Equally important, a senior housing development must be a separate and distinct entity; it cannot be just a phase or extension of an existing development unless it is structured as a separate sub-association within that development, as one developer discovered in the course of building his single association-multi-phased project. When the market shifted after he had completed phase one of his unrestricted community, the developer began marketing phase two in the development and under the existing association as senior housing.
HUD quickly slammed the door on that opportunistic endeavor, indicating that the age-restricted community could not be an adjunct to the existing association. The “fix” would have been complicated and expensive, requiring, among other steps, creating two separate community associations or a master association with subsidiary associations, changing the governing documents (and possibly the outstanding mortgages), and obtaining the approvals of owners and lenders needed to make those changes.
Careful Planning Required
This developer’s plight underscores the need for anyone planning a senor housing project to review HUD’s rules as well as state laws, local ordinances, and applicable zoning restrictions, focusing both on technical compliance (to ensure HOPA eligibility) and on requirements that may affect the development’s marketing strategy. If a zoning law requires that the entire complex must be age-restricted, you want to be reasonably sure that the area’s demographics and buyer demand will support that plan.
What happens if an age-restricted community falls out of compliance for some period of time? The community could lose its fair housing exemption and might not be able to prevent currently complying homeowners from subsequently selling their homes to families with children. A community association in this situation runs the risk of being sued by families who claim discrimination, on the one hand, and by owners who claim the board (or developer) negligently failed to maintain the community’s eligibility standards.

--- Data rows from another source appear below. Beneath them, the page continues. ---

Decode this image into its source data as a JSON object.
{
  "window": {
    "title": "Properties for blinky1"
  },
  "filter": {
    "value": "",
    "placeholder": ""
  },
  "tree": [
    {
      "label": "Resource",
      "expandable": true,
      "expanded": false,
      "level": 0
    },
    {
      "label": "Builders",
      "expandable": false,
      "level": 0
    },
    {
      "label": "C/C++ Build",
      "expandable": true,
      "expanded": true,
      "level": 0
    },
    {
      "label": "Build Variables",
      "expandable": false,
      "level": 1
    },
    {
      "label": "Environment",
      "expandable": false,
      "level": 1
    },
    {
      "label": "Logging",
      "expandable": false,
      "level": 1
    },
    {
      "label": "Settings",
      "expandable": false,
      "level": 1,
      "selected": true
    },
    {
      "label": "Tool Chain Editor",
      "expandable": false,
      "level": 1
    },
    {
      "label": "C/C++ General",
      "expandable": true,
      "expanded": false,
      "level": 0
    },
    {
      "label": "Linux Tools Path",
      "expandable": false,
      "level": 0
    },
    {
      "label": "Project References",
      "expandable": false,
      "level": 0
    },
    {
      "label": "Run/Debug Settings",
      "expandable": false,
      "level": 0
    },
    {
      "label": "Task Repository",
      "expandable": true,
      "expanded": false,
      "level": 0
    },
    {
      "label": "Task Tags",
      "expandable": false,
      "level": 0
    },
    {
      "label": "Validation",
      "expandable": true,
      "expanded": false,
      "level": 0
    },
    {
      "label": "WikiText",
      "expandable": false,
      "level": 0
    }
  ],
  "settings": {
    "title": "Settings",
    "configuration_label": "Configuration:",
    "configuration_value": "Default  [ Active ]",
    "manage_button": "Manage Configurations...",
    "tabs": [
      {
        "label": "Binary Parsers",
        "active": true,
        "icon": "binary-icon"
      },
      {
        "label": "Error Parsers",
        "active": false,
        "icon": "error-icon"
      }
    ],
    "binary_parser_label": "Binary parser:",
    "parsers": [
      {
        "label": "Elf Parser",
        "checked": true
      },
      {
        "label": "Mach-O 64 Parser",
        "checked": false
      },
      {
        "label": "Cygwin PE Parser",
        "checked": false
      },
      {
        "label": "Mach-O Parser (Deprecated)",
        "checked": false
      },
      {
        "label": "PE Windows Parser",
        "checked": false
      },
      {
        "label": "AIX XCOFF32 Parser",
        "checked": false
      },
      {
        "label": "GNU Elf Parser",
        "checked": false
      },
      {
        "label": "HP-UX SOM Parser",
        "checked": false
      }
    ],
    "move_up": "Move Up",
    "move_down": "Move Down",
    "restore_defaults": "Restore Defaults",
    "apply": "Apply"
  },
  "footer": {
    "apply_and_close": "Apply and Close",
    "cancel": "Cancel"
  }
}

A community that discovers the problem and corrects it before anyone sues wouldn’t necessarily be out of the liability woods. An owner unable to sell his/her unit might contend that the period of non-compliance, however brief, erased the community’s fair housing exemption. It’s not clear how HUD might respond to that argument, but there is no question that the agency takes the enforcement of the senior housing eligibility requirements seriously. This falls in the category of questions it would be far better to let some other association answer; if there’s going to be a test case on this issue, you don’t want it to be yours.